21. The method of claim 20, wherein the alkali metal salt is an alkali metal fluoride.

22. The method of claim 1, wherein the halogenation layer comprises LiF.

23. (canceled)

24. The method of claim 1, wherein the electrochemical cell comprises an electrolyte.

25-27. (canceled)

28. The method of claim 24, wherein the electrolyte comprises a halogen-binding agent.

29. The method of claim 28, wherein the halogen-binding agent is tris(pentafluorophenyl)borane, tri(hexafluoroisopropyl)borate, tripropyl borate, and/or 2-(pentafluorophenyl)tetrafluoro-1,3,benzodioxaborole.

30. The method of claim 24, wherein the electrolyte comprises the fluorinated liquid.

31. The method of claim 28, wherein the halogenation layer is porous.

32-38. (canceled)

39. The method of claim 1, wherein the halogenation layer has a thickness of less than or equal to 1 micrometer.

40. The method of claim 1, wherein the halogenation layer comprises a plurality of particles having an average particle size of greater than or equal to 10 nm and less than or equal to 500 nm.

41-44. (canceled)

45. The method of claim 1, wherein the electrochemical cell is a battery.

46-50. (canceled)

51. A method of incorporating a halogen ion on and/or in a substrate of an electrochemical cell, comprising;

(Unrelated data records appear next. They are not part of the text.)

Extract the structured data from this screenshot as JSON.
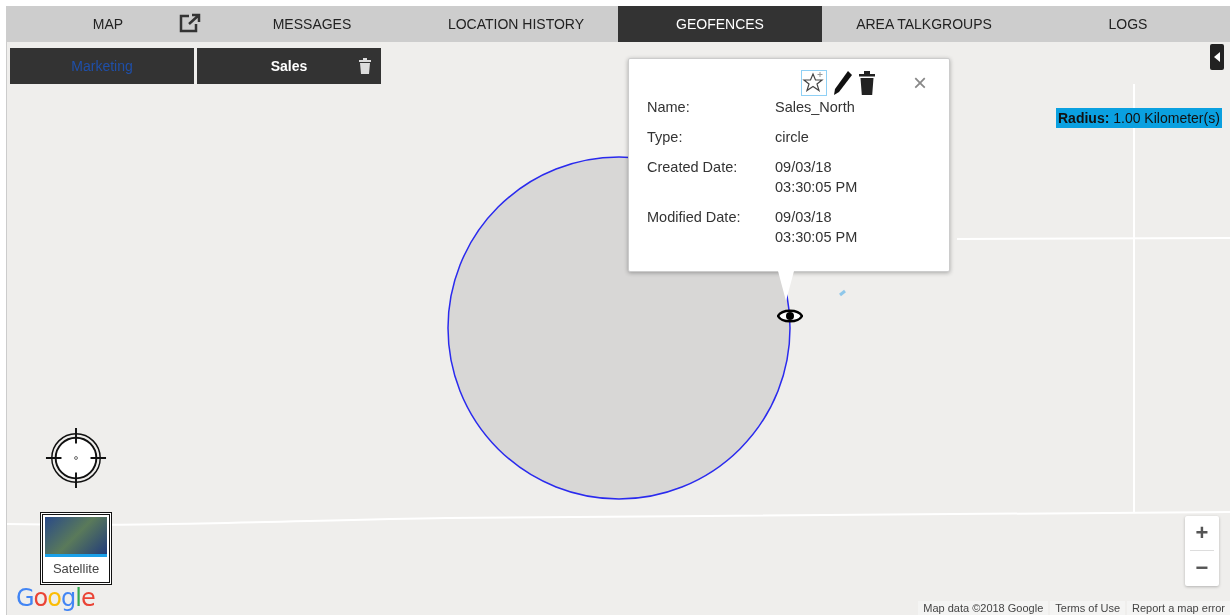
{
  "tabs": [
    {
      "label": "MAP",
      "selected": false,
      "popout": true
    },
    {
      "label": "MESSAGES",
      "selected": false,
      "popout": false
    },
    {
      "label": "LOCATION HISTORY",
      "selected": false,
      "popout": false
    },
    {
      "label": "GEOFENCES",
      "selected": true,
      "popout": false
    },
    {
      "label": "AREA TALKGROUPS",
      "selected": false,
      "popout": false
    },
    {
      "label": "LOGS",
      "selected": false,
      "popout": false
    }
  ],
  "geofence_tabs": [
    {
      "label": "Marketing",
      "selected": false,
      "deletable": false
    },
    {
      "label": "Sales",
      "selected": true,
      "deletable": true
    }
  ],
  "popup": {
    "fields": [
      {
        "label": "Name:",
        "value": "Sales_North"
      },
      {
        "label": "Type:",
        "value": "circle"
      },
      {
        "label": "Created Date:",
        "value": "09/03/18\n03:30:05 PM"
      },
      {
        "label": "Modified Date:",
        "value": "09/03/18\n03:30:05 PM"
      }
    ],
    "close": "×"
  },
  "radius_label": "**Radius:** 1.00 Kilometer(s)",
  "map_type_button": "Satellite",
  "logo": "Google",
  "zoom": {
    "in": "+",
    "out": "−"
  },
  "attribution": [
    "Map data ©2018 Google",
    "Terms of Use",
    "Report a map error"
  ]
}
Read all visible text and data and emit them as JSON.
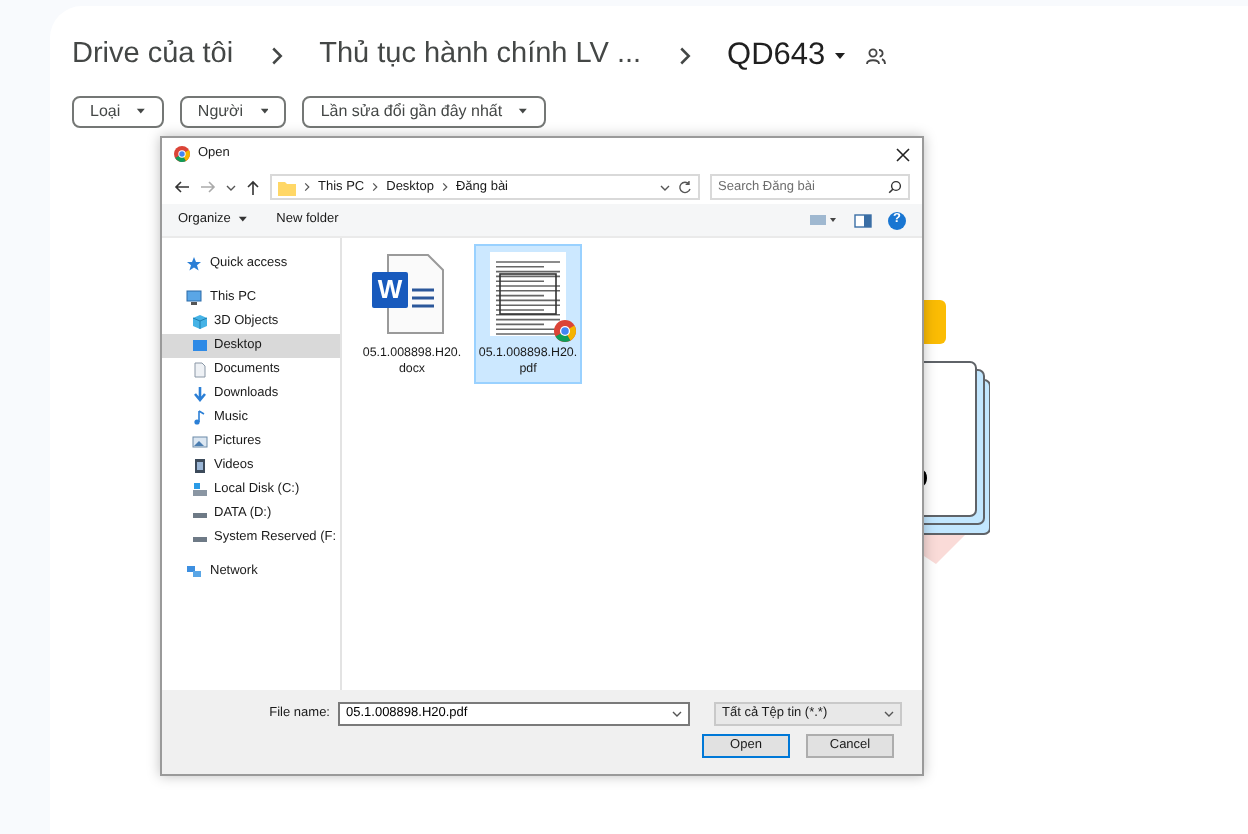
{
  "drive": {
    "breadcrumb": [
      {
        "label": "Drive của tôi",
        "kind": "link"
      },
      {
        "label": "Thủ tục hành chính LV ...",
        "kind": "link"
      },
      {
        "label": "QD643",
        "kind": "current",
        "shared": true
      }
    ],
    "filters": [
      "Loại",
      "Người",
      "Lần sửa đổi gần đây nhất"
    ]
  },
  "dialog": {
    "title": "Open",
    "path": [
      "This PC",
      "Desktop",
      "Đăng bài"
    ],
    "search": {
      "placeholder": "Search Đăng bài"
    },
    "toolbar": {
      "organize": "Organize",
      "new_folder": "New folder",
      "help_glyph": "?"
    },
    "nav": [
      {
        "label": "Quick access",
        "kind": "star",
        "selected": false
      },
      {
        "label": "This PC",
        "kind": "pc",
        "selected": false,
        "children": [
          {
            "label": "3D Objects",
            "kind": "cube",
            "selected": false
          },
          {
            "label": "Desktop",
            "kind": "desktop",
            "selected": true
          },
          {
            "label": "Documents",
            "kind": "docs",
            "selected": false
          },
          {
            "label": "Downloads",
            "kind": "download",
            "selected": false
          },
          {
            "label": "Music",
            "kind": "music",
            "selected": false
          },
          {
            "label": "Pictures",
            "kind": "pictures",
            "selected": false
          },
          {
            "label": "Videos",
            "kind": "videos",
            "selected": false
          },
          {
            "label": "Local Disk (C:)",
            "kind": "system_disk",
            "selected": false
          },
          {
            "label": "DATA (D:)",
            "kind": "disk",
            "selected": false
          },
          {
            "label": "System Reserved (F:",
            "kind": "disk",
            "selected": false
          }
        ]
      },
      {
        "label": "Network",
        "kind": "network",
        "selected": false
      }
    ],
    "files": [
      {
        "name": "05.1.008898.H20.docx",
        "kind": "word",
        "icon_letter": "W",
        "selected": false
      },
      {
        "name": "05.1.008898.H20.pdf",
        "kind": "pdf",
        "selected": true
      }
    ],
    "footer": {
      "filename_label": "File name:",
      "filename": "05.1.008898.H20.pdf",
      "filetype": "Tất cả Tệp tin (*.*)",
      "buttons": [
        {
          "label": "Open",
          "kind": "primary"
        },
        {
          "label": "Cancel",
          "kind": "secondary"
        }
      ]
    }
  }
}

reacting an oxidized alkali metal ion with a reduced halogenated compound to form a halogenation layer on at least a portion of the substrate; and
electrochemically splitting at least a portion of the halogenation layer, thereby providing an alkali metal ion and a halogen ion, wherein the halogen ion is incorporated on and/or in the substrate.

52. (canceled)

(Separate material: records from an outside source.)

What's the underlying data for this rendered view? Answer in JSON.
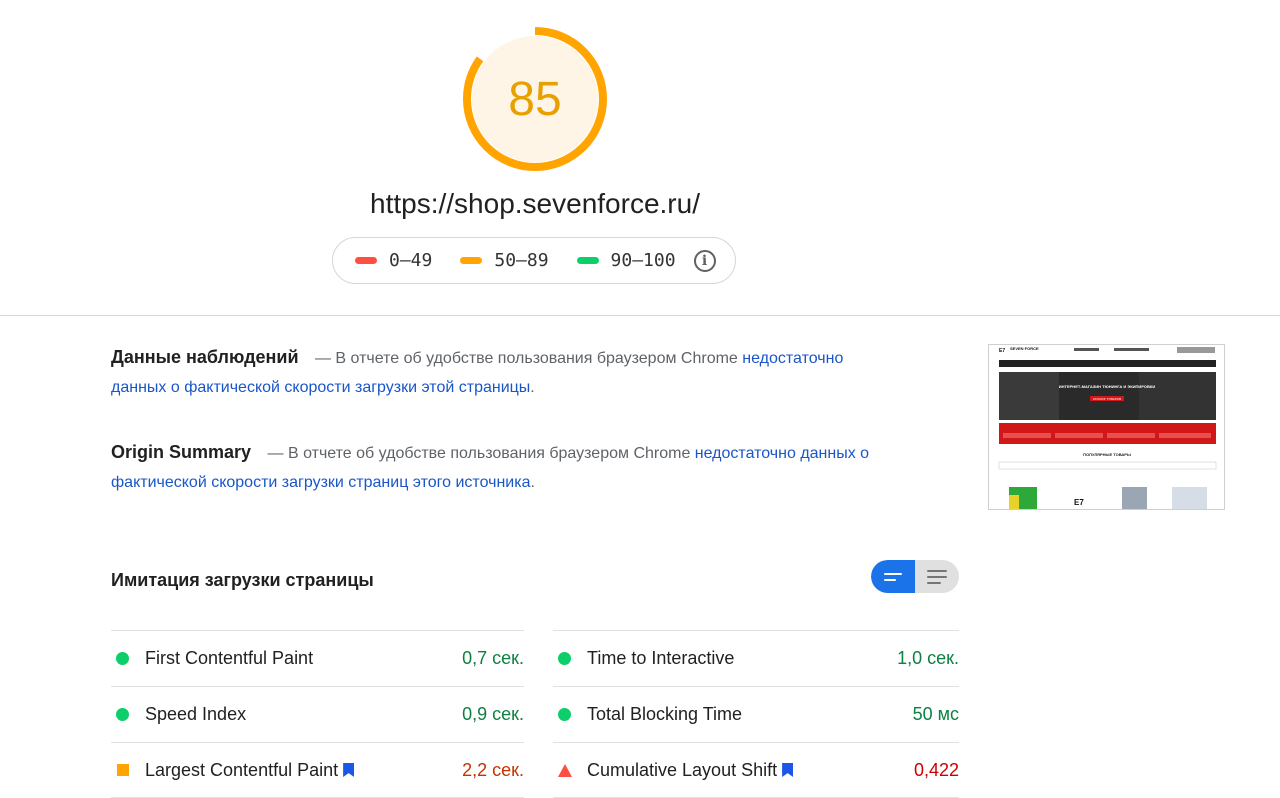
{
  "score": {
    "value": 85,
    "fraction": 0.85,
    "color": "#ffa400"
  },
  "url": "https://shop.sevenforce.ru/",
  "legend": [
    {
      "label": "0–49",
      "color": "#ff4e42"
    },
    {
      "label": "50–89",
      "color": "#ffa400"
    },
    {
      "label": "90–100",
      "color": "#0cce6b"
    }
  ],
  "field_data": {
    "title": "Данные наблюдений",
    "text": "— В отчете об удобстве пользования браузером Chrome",
    "link": "недостаточно данных о фактической скорости загрузки этой страницы",
    "end": "."
  },
  "origin_summary": {
    "title": "Origin Summary",
    "text": "— В отчете об удобстве пользования браузером Chrome",
    "link": "недостаточно данных о фактической скорости загрузки страниц этого источника",
    "end": "."
  },
  "thumbnail": {
    "brand": "SEVEN FORCE",
    "hero": "ИНТЕРНЕТ-МАГАЗИН ТЮНИНГА И ЭКИПИРОВКИ",
    "hero_button": "КАТАЛОГ ТОВАРОВ",
    "section": "ПОПУЛЯРНЫЕ ТОВАРЫ"
  },
  "lab": {
    "title": "Имитация загрузки страницы",
    "left": [
      {
        "name": "First Contentful Paint",
        "value": "0,7 сек.",
        "status": "pass",
        "bookmark": false
      },
      {
        "name": "Speed Index",
        "value": "0,9 сек.",
        "status": "pass",
        "bookmark": false
      },
      {
        "name": "Largest Contentful Paint",
        "value": "2,2 сек.",
        "status": "average",
        "bookmark": true
      }
    ],
    "right": [
      {
        "name": "Time to Interactive",
        "value": "1,0 сек.",
        "status": "pass",
        "bookmark": false
      },
      {
        "name": "Total Blocking Time",
        "value": "50 мс",
        "status": "pass",
        "bookmark": false
      },
      {
        "name": "Cumulative Layout Shift",
        "value": "0,422",
        "status": "fail",
        "bookmark": true
      }
    ]
  }
}
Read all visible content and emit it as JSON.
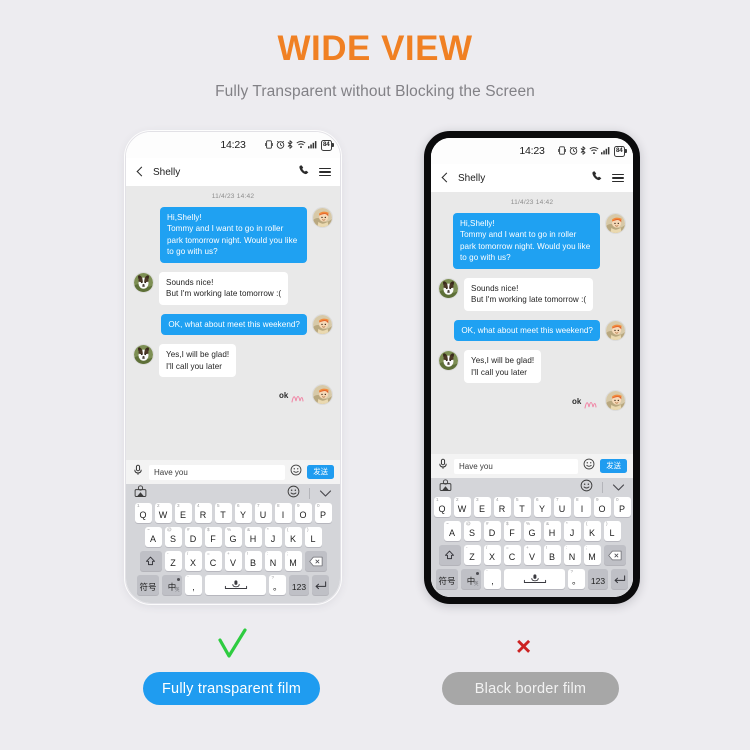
{
  "heading": {
    "title": "WIDE VIEW",
    "subtitle": "Fully Transparent without Blocking the Screen",
    "title_color": "#f08023",
    "subtitle_color": "#828186"
  },
  "background_color": "#edecf0",
  "phone": {
    "status_bar": {
      "time": "14:23",
      "battery_level": "84",
      "icons": [
        "vibrate-icon",
        "alarm-icon",
        "bluetooth-icon",
        "wifi-icon",
        "signal-icon",
        "battery-icon"
      ]
    },
    "chat_header": {
      "back_label": "back-icon",
      "contact_name": "Shelly",
      "call_label": "phone-icon",
      "menu_label": "menu-icon"
    },
    "conversation": {
      "date_divider": "11/4/23 14:42",
      "messages": [
        {
          "side": "out",
          "text": "Hi,Shelly!\nTommy and I want to go in roller park tomorrow night. Would you like to go with us?",
          "avatar": "avatar-self"
        },
        {
          "side": "in",
          "text": "Sounds nice!\nBut I'm working late tomorrow :(",
          "avatar": "avatar-shelly"
        },
        {
          "side": "out",
          "text": "OK, what about meet this weekend?",
          "avatar": "avatar-self"
        },
        {
          "side": "in",
          "text": "Yes,I will be glad!\nI'll call you later",
          "avatar": "avatar-shelly"
        }
      ],
      "sticker_text": "ok"
    },
    "input_bar": {
      "mic_icon": "microphone-icon",
      "text_value": "Have you",
      "placeholder": "Have you",
      "emoji_icon": "smiley-icon",
      "send_label": "发送"
    },
    "keyboard": {
      "toolbar": {
        "sticker_icon": "sticker-icon",
        "emoji_icon": "smiley-icon",
        "collapse_icon": "chevron-down-icon"
      },
      "row1": [
        {
          "sup": "1",
          "main": "Q"
        },
        {
          "sup": "2",
          "main": "W"
        },
        {
          "sup": "3",
          "main": "E"
        },
        {
          "sup": "4",
          "main": "R"
        },
        {
          "sup": "5",
          "main": "T"
        },
        {
          "sup": "6",
          "main": "Y"
        },
        {
          "sup": "7",
          "main": "U"
        },
        {
          "sup": "8",
          "main": "I"
        },
        {
          "sup": "9",
          "main": "O"
        },
        {
          "sup": "0",
          "main": "P"
        }
      ],
      "row2": [
        {
          "sup": "~",
          "main": "A"
        },
        {
          "sup": "@",
          "main": "S"
        },
        {
          "sup": "#",
          "main": "D"
        },
        {
          "sup": "$",
          "main": "F"
        },
        {
          "sup": "%",
          "main": "G"
        },
        {
          "sup": "&",
          "main": "H"
        },
        {
          "sup": "*",
          "main": "J"
        },
        {
          "sup": "(",
          "main": "K"
        },
        {
          "sup": ")",
          "main": "L"
        }
      ],
      "row3": [
        {
          "sup": "-",
          "main": "Z"
        },
        {
          "sup": "/",
          "main": "X"
        },
        {
          "sup": "=",
          "main": "C"
        },
        {
          "sup": "+",
          "main": "V"
        },
        {
          "sup": "!",
          "main": "B"
        },
        {
          "sup": ":",
          "main": "N"
        },
        {
          "sup": ";",
          "main": "M"
        }
      ],
      "shift_label": "shift-icon",
      "backspace_label": "backspace-icon",
      "row4": {
        "symbols": "符号",
        "lang": "中",
        "lang_sub": "英",
        "comma_sup": "‘",
        "comma": ",",
        "space_icon": "microphone-icon",
        "period_sup": "?",
        "period": "。",
        "numbers": "123",
        "enter": "enter-icon"
      }
    }
  },
  "footer": {
    "check_mark": "check-icon",
    "cross_mark": "×",
    "good_label": "Fully transparent film",
    "bad_label": "Black border film",
    "good_color": "#1f9cf0",
    "bad_color": "#a7a7a7"
  }
}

53. The method of claim 51, wherein the halogen ion is incorporated on a surface of the substrate, in a pore of the substrate, and/or in the lattice of the substrate.

54-55. (canceled)

56. A sealed electrochemical cell, comprising:

a cathode comprising a halogenation layer,
an anode comprising an alkali metal; and
a halogenated compound, wherein the halogenation layer comprises a reaction product between the alkali metal that has been oxidized and the halogenated compound that has been reduced.

57. (canceled)

58. The sealed electrochemical cell of claim 56, wherein the sealed electrochemical cell is a primary battery.

Patent History
Publication number: 20210057723
Type: Application
Filed: Jun 23, 2020
Publication Date: Feb 25, 2021
Applicant: Massachusetts Institute of Technology (Cambridge, MA)
Inventors: Betar Gallant (Cambridge, MA), Haining Gao (Cambridge, MA)
Application Number: 16/909,630
Classifications
International Classification: H01M 4/1397 (20060101); H01M 4/04 (20060101); H01M 4/136 (20060101); H01M 4/38 (20060101); H01M 4/50 (20060101); H01M 8/0245 (20060101);